Tempers started to fray at the end of the schools management conference in Edinburgh, with a number of delegates unhappy at flak being directed at secondary schools.
They reacted after Jim McColl, one of Scotland's richest entrepreneurs, had outlined his plans to open a school with a vocational emphasis in Glasgow next year, aimed at the 20 per cent of pupils aged 14 to 16 for whom he felt school was not working.
Mr McColl had underlined that secondary schools did well for most pupils, and revealed that 10 headteachers were working with him on what will be known as Newlands Junior College, set up in a disused building on the site of his company's factory in Cathcart, Glasgow.

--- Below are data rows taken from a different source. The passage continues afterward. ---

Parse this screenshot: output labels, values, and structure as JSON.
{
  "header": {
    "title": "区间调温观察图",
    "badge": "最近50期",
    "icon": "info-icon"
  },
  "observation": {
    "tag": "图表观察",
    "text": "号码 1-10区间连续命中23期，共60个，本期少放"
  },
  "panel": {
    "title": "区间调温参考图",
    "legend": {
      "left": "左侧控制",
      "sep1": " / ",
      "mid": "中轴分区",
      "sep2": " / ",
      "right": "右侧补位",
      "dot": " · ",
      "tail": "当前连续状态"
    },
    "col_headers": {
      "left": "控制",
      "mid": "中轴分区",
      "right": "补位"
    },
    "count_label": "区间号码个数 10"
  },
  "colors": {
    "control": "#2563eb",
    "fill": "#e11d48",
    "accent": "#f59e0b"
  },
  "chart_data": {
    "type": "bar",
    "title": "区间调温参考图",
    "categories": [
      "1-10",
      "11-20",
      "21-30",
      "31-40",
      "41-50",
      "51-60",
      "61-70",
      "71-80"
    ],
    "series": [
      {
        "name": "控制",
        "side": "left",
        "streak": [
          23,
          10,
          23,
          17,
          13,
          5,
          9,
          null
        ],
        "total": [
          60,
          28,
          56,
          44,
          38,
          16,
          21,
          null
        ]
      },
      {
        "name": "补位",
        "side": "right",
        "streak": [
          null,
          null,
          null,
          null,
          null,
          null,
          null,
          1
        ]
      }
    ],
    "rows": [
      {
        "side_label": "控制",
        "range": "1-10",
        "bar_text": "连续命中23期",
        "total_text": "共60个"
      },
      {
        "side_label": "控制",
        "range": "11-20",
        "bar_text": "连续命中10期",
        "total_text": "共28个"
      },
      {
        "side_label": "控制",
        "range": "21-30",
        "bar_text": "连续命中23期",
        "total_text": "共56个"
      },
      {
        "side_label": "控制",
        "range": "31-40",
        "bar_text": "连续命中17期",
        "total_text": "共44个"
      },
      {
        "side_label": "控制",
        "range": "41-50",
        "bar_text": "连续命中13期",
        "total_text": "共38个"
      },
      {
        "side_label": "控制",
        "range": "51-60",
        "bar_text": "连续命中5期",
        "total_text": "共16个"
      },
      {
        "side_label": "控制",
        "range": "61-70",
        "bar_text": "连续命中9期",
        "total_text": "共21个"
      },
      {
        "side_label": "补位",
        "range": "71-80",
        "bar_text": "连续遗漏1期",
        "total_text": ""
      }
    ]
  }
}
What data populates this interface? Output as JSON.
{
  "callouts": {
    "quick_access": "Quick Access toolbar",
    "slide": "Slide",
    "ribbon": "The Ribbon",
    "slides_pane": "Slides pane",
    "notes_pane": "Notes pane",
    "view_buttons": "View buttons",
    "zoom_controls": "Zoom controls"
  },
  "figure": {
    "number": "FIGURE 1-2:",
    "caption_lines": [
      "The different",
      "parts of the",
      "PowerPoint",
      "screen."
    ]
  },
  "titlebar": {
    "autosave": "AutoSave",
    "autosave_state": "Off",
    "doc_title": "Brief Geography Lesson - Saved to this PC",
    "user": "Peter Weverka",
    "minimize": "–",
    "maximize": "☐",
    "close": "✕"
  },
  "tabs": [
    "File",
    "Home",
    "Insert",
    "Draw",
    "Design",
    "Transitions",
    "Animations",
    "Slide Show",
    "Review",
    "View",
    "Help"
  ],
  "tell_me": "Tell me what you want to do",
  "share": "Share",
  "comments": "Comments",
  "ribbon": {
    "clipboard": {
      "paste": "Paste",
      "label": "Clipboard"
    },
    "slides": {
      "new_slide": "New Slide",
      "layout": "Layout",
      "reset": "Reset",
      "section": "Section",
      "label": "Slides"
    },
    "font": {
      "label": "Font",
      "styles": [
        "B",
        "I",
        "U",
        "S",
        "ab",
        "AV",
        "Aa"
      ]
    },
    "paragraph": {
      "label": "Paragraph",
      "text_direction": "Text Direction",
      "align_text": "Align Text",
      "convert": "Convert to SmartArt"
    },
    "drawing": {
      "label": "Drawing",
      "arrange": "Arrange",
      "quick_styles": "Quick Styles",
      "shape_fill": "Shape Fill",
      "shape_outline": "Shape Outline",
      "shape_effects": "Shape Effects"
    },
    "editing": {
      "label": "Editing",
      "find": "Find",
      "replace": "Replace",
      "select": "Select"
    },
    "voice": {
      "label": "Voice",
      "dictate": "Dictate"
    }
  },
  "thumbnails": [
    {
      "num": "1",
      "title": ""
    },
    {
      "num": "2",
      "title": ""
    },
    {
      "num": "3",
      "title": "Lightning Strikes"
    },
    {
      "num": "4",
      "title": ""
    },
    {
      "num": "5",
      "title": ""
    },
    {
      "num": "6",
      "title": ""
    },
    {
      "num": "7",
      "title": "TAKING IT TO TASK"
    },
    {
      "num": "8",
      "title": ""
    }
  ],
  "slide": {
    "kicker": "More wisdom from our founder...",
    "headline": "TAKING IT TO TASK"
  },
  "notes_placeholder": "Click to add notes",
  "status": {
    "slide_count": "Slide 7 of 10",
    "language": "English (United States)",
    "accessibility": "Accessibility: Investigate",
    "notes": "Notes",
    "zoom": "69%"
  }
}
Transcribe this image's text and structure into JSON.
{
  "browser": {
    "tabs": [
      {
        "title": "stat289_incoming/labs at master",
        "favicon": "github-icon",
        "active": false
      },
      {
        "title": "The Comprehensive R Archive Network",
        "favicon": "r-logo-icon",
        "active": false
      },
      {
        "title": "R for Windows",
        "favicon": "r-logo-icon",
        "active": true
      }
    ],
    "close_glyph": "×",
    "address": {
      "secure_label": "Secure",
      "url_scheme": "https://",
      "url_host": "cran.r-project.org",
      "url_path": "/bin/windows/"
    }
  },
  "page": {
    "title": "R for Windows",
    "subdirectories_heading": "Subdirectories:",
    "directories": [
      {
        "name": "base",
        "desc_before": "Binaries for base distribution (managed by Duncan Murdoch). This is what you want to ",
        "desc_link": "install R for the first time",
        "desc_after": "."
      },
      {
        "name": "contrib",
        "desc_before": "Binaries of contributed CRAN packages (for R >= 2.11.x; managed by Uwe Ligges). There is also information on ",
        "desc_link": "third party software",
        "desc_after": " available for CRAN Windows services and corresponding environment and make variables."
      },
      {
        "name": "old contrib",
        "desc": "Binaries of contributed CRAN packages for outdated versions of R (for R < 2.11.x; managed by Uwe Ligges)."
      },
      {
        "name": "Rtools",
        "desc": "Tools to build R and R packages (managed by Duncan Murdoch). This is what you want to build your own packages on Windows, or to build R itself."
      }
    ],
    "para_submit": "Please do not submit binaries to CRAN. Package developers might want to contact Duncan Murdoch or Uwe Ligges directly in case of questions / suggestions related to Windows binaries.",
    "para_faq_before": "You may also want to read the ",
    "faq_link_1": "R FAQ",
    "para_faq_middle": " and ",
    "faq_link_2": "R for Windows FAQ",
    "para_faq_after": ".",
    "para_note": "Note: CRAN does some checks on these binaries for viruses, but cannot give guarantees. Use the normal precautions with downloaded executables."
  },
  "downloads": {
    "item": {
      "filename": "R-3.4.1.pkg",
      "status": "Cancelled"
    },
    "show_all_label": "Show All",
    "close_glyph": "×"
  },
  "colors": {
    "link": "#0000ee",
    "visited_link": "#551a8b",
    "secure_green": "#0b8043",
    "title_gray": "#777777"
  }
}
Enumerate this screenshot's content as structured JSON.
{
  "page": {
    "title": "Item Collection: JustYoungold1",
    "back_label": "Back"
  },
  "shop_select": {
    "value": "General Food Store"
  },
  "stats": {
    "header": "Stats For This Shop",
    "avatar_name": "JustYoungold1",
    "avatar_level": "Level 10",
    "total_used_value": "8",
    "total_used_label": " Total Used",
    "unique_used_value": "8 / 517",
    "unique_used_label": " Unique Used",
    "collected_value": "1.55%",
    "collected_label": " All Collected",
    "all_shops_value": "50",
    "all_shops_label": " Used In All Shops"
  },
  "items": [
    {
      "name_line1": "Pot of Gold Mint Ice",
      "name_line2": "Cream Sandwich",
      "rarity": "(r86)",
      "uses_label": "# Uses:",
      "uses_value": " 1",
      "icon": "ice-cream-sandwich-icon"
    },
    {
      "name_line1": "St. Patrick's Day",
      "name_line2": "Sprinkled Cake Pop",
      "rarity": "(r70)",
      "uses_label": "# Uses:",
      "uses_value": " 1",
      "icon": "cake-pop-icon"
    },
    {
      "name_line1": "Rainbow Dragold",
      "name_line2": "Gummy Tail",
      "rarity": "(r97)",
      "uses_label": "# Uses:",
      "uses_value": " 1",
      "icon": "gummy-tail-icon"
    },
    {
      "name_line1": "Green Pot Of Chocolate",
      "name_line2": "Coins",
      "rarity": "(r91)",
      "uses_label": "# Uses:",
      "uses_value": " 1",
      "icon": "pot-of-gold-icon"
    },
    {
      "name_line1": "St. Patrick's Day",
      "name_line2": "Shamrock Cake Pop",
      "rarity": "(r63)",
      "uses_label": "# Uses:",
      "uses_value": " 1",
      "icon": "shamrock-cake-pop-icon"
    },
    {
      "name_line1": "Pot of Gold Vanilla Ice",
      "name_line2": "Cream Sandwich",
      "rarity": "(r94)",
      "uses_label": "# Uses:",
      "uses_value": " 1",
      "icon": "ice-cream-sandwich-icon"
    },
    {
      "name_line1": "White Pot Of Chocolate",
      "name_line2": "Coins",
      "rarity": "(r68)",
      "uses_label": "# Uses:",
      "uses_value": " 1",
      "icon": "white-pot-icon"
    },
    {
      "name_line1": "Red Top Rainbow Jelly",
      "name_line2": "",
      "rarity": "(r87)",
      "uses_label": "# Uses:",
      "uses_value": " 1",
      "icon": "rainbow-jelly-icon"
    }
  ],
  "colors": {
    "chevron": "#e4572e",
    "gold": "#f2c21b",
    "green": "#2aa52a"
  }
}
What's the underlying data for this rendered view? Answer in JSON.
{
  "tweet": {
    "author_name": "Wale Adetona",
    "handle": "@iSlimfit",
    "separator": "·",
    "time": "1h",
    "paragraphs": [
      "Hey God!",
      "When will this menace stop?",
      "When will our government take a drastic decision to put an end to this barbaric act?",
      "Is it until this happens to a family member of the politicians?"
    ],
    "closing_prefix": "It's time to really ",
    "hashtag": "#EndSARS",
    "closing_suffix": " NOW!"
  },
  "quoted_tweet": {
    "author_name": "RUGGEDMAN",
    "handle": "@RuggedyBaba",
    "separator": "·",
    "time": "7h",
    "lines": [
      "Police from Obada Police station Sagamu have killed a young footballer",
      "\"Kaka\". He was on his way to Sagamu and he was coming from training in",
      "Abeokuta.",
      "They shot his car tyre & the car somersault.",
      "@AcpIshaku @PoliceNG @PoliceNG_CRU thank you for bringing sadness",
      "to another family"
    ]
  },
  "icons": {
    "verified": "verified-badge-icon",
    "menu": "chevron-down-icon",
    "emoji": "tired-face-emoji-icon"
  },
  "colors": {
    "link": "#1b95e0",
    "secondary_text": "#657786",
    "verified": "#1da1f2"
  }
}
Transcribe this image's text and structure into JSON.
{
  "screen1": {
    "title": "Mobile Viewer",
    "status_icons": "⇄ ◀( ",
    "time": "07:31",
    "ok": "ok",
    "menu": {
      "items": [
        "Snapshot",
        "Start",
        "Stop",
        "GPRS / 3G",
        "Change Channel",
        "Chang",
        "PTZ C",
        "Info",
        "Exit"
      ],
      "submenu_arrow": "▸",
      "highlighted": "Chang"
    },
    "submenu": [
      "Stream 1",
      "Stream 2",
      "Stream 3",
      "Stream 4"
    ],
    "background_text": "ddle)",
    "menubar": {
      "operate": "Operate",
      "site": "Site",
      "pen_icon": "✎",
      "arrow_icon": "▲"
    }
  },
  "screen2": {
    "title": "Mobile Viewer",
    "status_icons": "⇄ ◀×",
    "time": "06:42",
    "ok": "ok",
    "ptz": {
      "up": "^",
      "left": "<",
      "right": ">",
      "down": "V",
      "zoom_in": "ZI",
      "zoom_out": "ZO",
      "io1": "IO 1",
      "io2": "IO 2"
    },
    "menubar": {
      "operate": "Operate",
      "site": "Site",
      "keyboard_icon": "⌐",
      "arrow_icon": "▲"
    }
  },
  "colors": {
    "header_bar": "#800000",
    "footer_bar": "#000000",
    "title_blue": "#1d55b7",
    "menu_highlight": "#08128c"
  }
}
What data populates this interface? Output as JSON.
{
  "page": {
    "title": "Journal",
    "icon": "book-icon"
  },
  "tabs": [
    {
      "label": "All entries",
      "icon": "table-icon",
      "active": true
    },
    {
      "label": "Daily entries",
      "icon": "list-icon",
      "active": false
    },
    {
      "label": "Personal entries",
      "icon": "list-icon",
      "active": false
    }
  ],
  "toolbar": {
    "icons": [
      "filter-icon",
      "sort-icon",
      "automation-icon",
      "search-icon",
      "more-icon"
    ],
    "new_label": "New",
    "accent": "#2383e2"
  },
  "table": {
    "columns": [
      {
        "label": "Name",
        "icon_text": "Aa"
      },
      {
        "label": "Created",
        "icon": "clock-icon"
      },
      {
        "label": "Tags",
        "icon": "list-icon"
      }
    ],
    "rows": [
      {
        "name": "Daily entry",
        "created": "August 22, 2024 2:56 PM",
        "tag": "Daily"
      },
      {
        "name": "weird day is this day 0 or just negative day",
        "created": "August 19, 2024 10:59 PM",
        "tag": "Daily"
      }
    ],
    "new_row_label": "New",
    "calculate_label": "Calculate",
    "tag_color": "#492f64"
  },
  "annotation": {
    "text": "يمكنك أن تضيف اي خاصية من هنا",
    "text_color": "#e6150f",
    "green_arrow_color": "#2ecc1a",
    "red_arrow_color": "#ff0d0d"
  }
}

But some delegates became irked by the tenor of debate after Tina Woolnough, of the National Parent Forum of Scotland, told Mr McColl that secondary schools were "fundamentally not inclusive" and that the proportion of pupils for whom school did not work was higher than 20 per cent.
"I don't think it's right that our high schools are taking a battering at the end of this conference," said Ronnie Boyd, an education officer in West Lothian.
There was a spontaneous round of applause from a large proportion of the delegates. Paul Raffaelli, headteacher of Dunbar Grammar in East Lothian, stood up to say he had been about to make the same point, and pointed out that 98 per cent of pupils at his school left with five or more qualifications.
Mr McColl, who oversees an annual turnover of more than pound;1.35 billion as chairman and chief executive of Clyde Blowers, had earlier spoken of his desire to start a school next August for pupils who prefer to "learn by doing".